The OTA has called for the USDA to spend closer to $60 million per year, rather than over a five-year span, on programs directly related to organic agriculture. "While organic farmers and the rest of the organic-business community certainly appreciate being mentioned in the proposal, organic farmers need a Farm Bill that reflects a farm-to-table strategy," said Caren Wilcox, the organization's executive director, in an OTA press release.
The OTA's proposals, which the group hopes could still be implemented in a final Farm Bill, include more support for fostering transition to organic agriculture, and providing organic farmers more market data, such as the USDA currently provides to conventional farmers.
"The administration's proposal, which is the only one on the table right now, is still very sketchy," said Mark Lipson, policy director for OFRF. "It's good that they're backing an expanded certification cost-share program, but in other areas the proposal is far, far short of levels that we think are both fair and necessary." Other items budgeted for in the $61 million are data collection and basic expenses of the NOP.

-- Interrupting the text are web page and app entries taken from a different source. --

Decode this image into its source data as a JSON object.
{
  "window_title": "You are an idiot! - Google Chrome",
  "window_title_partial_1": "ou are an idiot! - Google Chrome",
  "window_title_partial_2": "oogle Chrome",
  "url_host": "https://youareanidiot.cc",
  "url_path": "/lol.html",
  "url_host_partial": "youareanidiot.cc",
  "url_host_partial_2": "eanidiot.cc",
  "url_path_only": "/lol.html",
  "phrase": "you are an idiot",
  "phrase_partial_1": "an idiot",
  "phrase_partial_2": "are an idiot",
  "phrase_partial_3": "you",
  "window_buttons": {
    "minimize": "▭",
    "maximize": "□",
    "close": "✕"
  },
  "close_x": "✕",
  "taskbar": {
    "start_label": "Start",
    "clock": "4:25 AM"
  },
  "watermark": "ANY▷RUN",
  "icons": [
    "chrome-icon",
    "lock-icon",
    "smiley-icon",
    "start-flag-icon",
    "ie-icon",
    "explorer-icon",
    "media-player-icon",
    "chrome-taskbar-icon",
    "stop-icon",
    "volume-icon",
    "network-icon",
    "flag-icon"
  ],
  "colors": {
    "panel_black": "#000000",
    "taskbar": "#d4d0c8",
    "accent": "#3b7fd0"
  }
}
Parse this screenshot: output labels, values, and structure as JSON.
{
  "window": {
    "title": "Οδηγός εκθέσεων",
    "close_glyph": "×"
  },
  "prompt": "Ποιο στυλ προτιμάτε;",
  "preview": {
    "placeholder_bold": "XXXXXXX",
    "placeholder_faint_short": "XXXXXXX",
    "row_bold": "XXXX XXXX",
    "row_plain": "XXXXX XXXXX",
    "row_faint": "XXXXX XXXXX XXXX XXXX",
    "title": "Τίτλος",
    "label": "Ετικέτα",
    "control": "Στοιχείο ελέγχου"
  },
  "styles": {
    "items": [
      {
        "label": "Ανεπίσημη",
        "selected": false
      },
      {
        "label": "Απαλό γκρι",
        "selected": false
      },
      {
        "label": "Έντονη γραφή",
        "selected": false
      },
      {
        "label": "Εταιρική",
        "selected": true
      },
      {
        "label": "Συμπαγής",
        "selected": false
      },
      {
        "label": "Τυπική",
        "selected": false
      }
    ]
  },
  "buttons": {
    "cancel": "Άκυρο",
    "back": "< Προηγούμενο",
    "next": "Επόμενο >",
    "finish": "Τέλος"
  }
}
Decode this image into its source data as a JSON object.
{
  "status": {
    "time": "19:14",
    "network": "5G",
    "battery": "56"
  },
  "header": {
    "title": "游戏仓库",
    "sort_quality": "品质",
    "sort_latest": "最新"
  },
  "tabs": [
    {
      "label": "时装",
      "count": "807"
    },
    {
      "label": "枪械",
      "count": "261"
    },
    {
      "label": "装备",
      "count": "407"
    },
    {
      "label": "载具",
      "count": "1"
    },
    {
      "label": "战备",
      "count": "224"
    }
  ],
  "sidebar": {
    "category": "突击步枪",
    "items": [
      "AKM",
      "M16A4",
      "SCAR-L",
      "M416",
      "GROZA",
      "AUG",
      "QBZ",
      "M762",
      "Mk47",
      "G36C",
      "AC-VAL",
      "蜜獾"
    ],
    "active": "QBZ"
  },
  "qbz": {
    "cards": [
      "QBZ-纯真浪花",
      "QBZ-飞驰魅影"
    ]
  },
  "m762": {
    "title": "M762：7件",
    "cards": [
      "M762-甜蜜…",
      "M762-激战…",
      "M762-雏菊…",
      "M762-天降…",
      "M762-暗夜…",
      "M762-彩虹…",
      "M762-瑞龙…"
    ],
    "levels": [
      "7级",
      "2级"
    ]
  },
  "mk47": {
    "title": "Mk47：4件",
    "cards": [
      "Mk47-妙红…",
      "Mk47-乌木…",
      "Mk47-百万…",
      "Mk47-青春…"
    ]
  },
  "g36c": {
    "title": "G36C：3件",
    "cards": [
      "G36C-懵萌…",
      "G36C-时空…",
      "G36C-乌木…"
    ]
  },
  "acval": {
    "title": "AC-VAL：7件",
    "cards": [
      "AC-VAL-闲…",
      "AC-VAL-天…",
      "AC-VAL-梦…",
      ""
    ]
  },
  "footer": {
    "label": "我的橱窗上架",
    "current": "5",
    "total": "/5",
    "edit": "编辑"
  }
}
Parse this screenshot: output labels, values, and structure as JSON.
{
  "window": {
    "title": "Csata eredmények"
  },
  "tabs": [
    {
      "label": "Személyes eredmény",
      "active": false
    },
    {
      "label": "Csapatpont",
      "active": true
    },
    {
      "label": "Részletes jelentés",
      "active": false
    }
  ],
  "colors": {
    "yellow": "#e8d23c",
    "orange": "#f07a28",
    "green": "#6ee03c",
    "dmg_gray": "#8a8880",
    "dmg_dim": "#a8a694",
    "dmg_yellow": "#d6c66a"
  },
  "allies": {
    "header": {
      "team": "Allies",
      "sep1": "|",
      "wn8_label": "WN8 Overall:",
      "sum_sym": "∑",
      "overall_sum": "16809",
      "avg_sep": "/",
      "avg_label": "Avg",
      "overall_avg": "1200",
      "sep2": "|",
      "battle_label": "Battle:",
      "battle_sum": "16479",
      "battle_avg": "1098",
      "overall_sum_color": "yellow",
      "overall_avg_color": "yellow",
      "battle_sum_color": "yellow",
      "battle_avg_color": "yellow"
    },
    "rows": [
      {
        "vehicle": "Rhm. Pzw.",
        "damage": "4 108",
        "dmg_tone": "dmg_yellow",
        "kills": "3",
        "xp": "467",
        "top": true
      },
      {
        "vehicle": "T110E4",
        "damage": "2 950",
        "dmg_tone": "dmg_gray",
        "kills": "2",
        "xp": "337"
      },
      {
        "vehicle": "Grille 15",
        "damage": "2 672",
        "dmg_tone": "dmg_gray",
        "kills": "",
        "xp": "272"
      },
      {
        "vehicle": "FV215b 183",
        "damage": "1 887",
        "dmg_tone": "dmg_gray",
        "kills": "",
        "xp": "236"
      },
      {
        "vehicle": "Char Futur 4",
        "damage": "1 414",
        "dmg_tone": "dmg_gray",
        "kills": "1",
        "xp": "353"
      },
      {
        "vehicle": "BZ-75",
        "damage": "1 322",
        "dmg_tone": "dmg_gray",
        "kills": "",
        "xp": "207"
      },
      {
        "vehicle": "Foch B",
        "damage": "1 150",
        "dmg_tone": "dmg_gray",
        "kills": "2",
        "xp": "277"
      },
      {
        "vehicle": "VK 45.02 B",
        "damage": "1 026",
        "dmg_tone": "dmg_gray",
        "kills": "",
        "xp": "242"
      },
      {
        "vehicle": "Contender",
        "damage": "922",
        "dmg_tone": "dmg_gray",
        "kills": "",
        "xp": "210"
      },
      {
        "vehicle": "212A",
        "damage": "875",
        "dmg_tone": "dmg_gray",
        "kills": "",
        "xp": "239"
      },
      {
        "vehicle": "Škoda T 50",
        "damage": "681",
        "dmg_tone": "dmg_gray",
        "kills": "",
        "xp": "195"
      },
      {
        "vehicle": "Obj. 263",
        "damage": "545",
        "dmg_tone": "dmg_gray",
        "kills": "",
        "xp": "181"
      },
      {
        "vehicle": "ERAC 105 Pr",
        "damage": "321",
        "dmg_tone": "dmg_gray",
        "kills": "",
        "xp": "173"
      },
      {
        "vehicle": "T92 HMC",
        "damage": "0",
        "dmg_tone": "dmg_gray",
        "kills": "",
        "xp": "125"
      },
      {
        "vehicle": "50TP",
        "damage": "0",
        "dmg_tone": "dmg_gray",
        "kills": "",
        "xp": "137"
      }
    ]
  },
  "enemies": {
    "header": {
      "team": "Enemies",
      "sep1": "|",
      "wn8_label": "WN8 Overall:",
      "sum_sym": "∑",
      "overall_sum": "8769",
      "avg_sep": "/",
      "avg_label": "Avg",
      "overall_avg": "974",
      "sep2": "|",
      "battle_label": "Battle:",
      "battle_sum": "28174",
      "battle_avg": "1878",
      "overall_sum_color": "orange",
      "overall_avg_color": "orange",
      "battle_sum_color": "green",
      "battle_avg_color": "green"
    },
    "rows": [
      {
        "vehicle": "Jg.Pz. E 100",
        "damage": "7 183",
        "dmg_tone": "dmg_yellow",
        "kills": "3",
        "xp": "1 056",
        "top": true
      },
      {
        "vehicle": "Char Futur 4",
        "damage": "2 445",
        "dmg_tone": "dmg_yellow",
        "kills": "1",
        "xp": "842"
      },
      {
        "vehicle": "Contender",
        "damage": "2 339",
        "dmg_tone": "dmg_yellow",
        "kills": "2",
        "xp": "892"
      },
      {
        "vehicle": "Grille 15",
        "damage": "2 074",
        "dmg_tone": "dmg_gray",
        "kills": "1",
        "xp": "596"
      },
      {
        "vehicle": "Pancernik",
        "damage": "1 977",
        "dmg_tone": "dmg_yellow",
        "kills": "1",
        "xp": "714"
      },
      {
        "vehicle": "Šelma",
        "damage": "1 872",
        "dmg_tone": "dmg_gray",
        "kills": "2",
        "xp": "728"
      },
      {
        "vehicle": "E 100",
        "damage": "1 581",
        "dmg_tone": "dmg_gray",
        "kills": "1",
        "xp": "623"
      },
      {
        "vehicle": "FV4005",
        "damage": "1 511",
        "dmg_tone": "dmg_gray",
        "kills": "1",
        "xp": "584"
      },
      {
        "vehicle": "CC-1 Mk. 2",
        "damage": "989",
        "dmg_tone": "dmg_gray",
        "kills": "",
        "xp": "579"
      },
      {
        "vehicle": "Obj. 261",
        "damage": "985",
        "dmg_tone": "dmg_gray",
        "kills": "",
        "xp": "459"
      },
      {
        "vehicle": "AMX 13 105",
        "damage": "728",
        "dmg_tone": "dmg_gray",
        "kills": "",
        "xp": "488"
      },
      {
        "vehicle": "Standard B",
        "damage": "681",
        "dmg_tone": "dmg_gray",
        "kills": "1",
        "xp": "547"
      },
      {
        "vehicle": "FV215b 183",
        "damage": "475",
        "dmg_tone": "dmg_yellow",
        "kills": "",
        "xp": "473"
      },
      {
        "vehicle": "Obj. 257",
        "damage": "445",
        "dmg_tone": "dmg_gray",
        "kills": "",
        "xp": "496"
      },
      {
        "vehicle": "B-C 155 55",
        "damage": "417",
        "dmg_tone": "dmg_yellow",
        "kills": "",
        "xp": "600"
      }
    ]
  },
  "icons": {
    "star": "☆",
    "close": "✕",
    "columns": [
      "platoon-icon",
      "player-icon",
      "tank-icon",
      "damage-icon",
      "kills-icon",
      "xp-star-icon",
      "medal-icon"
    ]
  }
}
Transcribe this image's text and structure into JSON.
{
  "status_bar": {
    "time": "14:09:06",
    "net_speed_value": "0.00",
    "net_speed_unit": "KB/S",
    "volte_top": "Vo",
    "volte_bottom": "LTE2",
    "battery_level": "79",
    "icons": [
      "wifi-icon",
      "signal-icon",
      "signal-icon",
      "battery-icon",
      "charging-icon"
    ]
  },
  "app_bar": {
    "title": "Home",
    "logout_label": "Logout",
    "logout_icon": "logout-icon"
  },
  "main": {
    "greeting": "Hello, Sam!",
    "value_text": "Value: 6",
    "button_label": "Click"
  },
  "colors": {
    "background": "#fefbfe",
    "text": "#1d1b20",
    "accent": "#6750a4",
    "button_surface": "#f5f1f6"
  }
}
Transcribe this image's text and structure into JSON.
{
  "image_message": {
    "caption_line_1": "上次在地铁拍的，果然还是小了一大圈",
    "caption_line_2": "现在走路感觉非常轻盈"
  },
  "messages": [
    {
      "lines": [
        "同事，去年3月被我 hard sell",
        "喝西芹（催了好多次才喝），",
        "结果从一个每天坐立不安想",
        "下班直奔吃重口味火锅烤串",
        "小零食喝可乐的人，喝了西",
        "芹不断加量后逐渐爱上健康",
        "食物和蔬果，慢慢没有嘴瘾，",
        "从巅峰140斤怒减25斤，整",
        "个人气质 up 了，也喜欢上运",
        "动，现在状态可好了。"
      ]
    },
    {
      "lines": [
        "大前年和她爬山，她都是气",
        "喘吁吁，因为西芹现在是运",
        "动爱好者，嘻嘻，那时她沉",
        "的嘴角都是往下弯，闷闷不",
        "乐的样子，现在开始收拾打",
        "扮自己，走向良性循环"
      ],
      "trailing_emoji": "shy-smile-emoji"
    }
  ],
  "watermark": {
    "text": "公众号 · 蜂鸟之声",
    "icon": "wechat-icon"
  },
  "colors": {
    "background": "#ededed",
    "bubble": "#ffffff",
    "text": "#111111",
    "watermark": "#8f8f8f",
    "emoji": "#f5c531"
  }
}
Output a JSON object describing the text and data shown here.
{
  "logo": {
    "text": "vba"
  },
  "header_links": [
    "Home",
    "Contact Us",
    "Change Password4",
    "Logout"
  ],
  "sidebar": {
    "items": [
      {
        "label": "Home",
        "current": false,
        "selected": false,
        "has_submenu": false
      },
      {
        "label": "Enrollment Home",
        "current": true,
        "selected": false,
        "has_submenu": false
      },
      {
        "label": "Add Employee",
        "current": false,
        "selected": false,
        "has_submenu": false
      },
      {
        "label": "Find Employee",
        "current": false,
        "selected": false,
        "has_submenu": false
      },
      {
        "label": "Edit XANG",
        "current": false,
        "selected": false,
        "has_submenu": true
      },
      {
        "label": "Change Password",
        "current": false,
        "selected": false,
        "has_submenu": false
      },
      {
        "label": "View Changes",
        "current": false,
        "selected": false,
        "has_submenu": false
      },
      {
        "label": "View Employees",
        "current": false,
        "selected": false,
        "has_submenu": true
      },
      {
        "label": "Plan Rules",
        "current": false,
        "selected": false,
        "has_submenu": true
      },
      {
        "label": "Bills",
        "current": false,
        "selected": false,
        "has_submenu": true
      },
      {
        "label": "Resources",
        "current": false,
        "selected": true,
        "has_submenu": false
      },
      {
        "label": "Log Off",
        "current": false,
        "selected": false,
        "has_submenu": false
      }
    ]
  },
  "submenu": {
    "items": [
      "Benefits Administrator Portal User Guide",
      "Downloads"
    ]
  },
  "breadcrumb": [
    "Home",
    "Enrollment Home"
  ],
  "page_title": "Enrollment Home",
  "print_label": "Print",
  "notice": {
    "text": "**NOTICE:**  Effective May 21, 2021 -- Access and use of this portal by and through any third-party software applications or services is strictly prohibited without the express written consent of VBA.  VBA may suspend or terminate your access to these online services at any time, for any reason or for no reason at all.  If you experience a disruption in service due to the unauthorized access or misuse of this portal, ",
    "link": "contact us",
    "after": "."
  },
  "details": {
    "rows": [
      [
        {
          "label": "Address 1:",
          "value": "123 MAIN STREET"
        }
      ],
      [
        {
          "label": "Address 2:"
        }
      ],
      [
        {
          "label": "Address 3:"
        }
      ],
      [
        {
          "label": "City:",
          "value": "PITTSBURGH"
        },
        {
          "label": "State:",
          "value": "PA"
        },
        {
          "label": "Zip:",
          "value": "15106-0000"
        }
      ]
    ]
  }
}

Lipson said that among organic advocates there is a strong consensus that organics isn't receiving a fair share of spending, but that federal budget constraints can make it difficult to increase funding. However, he pointed to the wide base of support for organics as one reason to be hopeful that Congress might make positive changes to the proposed bill. "The great thing about organic agriculture is that support crosses partisan boundaries and urban and rural boundaries," he said. Among the key issues related to organic agriculture that advocates would like to see funding for, Lipson identified country-of-origin labeling and conservation-security programs. A CSP provides financial and technical assistance to promote conservation and improvement of soil, water, and plant and animal life.
The Farm Bill stands as one of America's key pieces of environmental legislation, affecting natural-resource-management decisions on more than half the nation's land, and dedicates more public dollars to resource protection than the Environmental Protection Agency, according to Robyn Nick, spokeswoman for Coleman Natural Meats based in Golden, Colo., which is crafting an educational pamphlet on the Farm Bill for consumers, in conjunction with The American Farmland Trust, headquartered in Washington, D.C.
"The proposed bill contains about $25 billion in spending on conservation and stewardship programs over the next five years," said Dennis Nuxoll, director of government relations for The American Farmland Trust. "In a sense, regulations are the stick, while the Farm Bill provides the carrots for good behavior and environmental stewardship."
Nuxoll lauded the bill's proposal for seed money that would fund pilot projects that implement commercial applications for environmental benefits, and would provide financial help to farmers and ranchers who plant trees to take carbon out of the atmosphere. "These programs are very innovative and have the potential, long-term, to create an agricultural revolution," he said.
But money actually earmarked for conservation programs is not in the proposed bill.
"You have to applaud the rhetoric," Nuxoll said. "But I don't see a lot of substantive follow-up in terms of money."
Mitchell Clute is a Fort Collins, Colo.-based freelance writer.
Natural Foods Merchandiser volume XXVIII/number 3/p. 17, 20